▶ _REQUIRED WORK_
Take the entries below and write them out exactly, with each picture removed.

(DATASET EXCERPTS begins)

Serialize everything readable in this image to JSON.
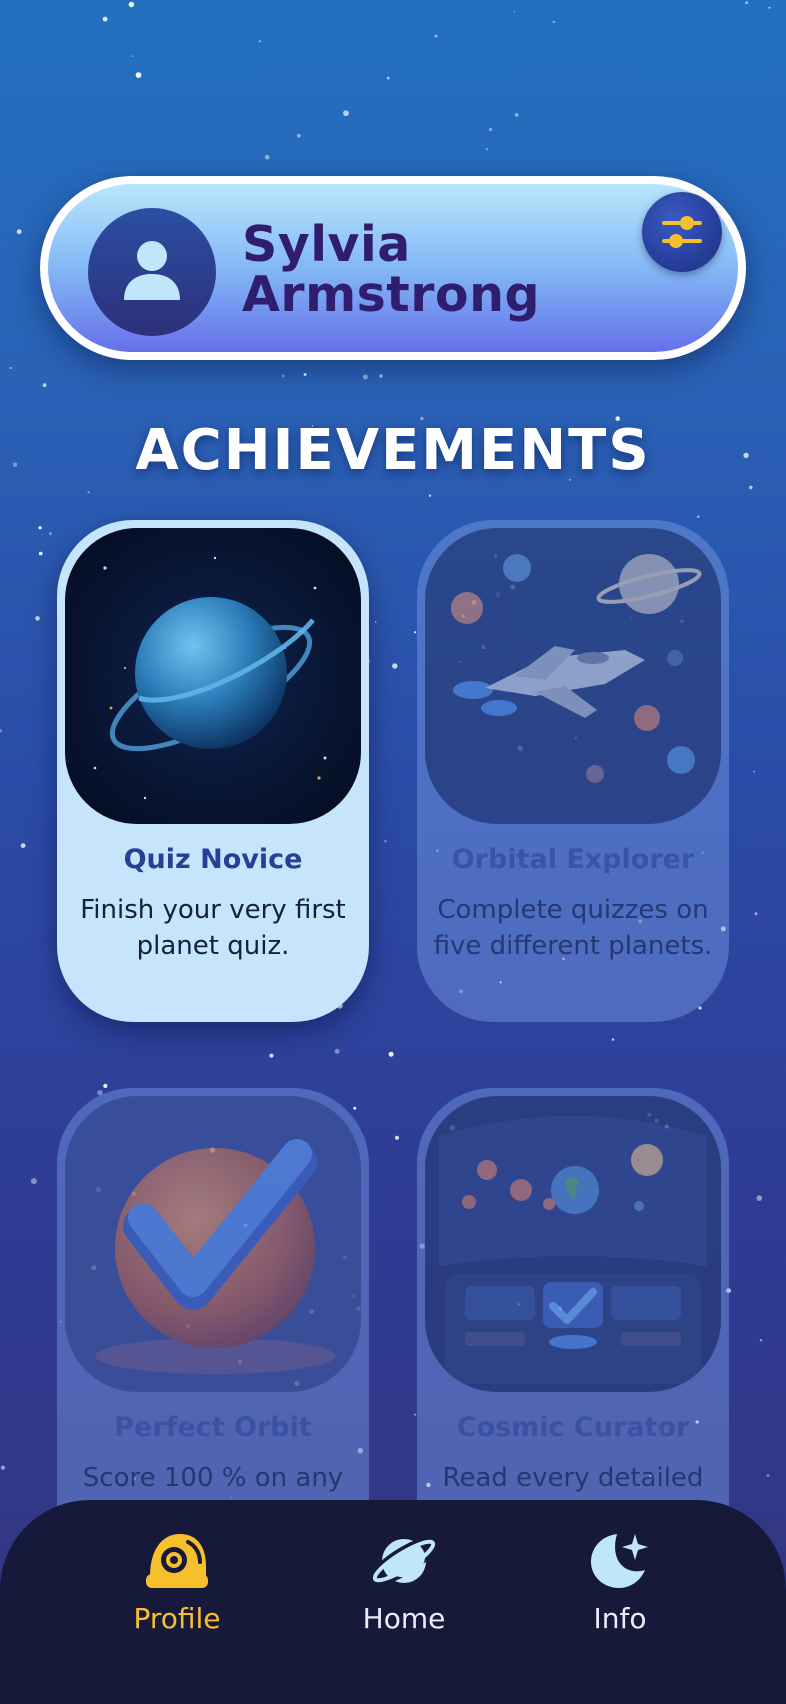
{
  "profile": {
    "name": "Sylvia Armstrong",
    "avatar_icon": "user-icon",
    "settings_icon": "sliders-icon"
  },
  "section_title": "ACHIEVEMENTS",
  "achievements": [
    {
      "title": "Quiz Novice",
      "description": "Finish your very first planet quiz.",
      "status": "earned",
      "art": "ringed-planet"
    },
    {
      "title": "Orbital Explorer",
      "description": "Complete quizzes on five different planets.",
      "status": "locked",
      "art": "spaceship-planets"
    },
    {
      "title": "Perfect Orbit",
      "description": "Score 100 % on any",
      "status": "locked",
      "art": "planet-checkmark"
    },
    {
      "title": "Cosmic Curator",
      "description": "Read every detailed",
      "status": "locked",
      "art": "cockpit-checkmark"
    }
  ],
  "nav": {
    "items": [
      {
        "label": "Profile",
        "icon": "astronaut-helmet-icon",
        "active": true
      },
      {
        "label": "Home",
        "icon": "planet-icon",
        "active": false
      },
      {
        "label": "Info",
        "icon": "moon-star-icon",
        "active": false
      }
    ]
  },
  "colors": {
    "background_top": "#2370bf",
    "background_bottom": "#33357e",
    "accent": "#f6bf2c",
    "nav_background": "#17193a",
    "name_text": "#2f1d6d"
  }
}
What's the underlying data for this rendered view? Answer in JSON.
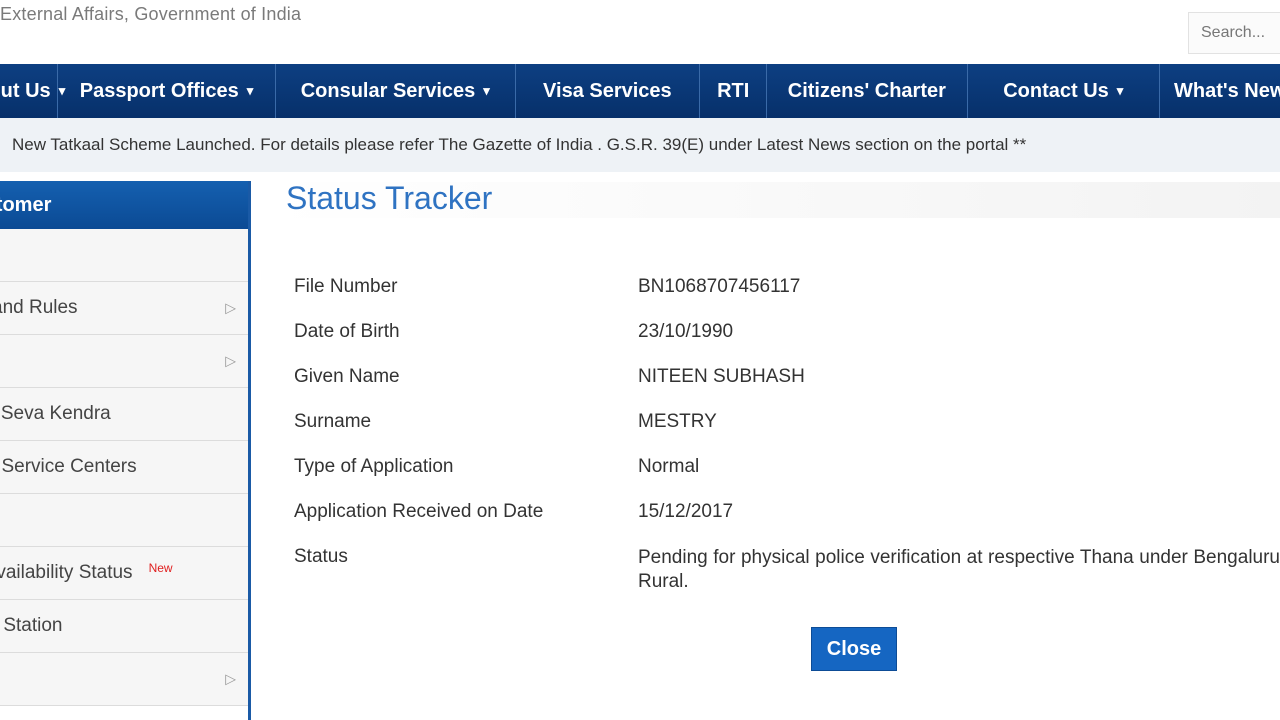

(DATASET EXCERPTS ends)

▶ _REPLY_
Serialize everything readable in this image to JSON.
{
  "profile": {
    "name": "Sylvia Armstrong",
    "avatar_icon": "user-icon",
    "settings_icon": "sliders-icon"
  },
  "section_title": "ACHIEVEMENTS",
  "achievements": [
    {
      "title": "Quiz Novice",
      "description": "Finish your very first planet quiz.",
      "status": "earned",
      "art": "ringed-planet"
    },
    {
      "title": "Orbital Explorer",
      "description": "Complete quizzes on five different planets.",
      "status": "locked",
      "art": "spaceship-planets"
    },
    {
      "title": "Perfect Orbit",
      "description": "Score 100 % on any",
      "status": "locked",
      "art": "planet-checkmark"
    },
    {
      "title": "Cosmic Curator",
      "description": "Read every detailed",
      "status": "locked",
      "art": "cockpit-checkmark"
    }
  ],
  "nav": {
    "items": [
      {
        "label": "Profile",
        "icon": "astronaut-helmet-icon",
        "active": true
      },
      {
        "label": "Home",
        "icon": "planet-icon",
        "active": false
      },
      {
        "label": "Info",
        "icon": "moon-star-icon",
        "active": false
      }
    ]
  },
  "colors": {
    "background_top": "#2370bf",
    "background_bottom": "#33357e",
    "accent": "#f6bf2c",
    "nav_background": "#17193a",
    "name_text": "#2f1d6d"
  }
}
What's the underlying data for this rendered view? Answer in JSON.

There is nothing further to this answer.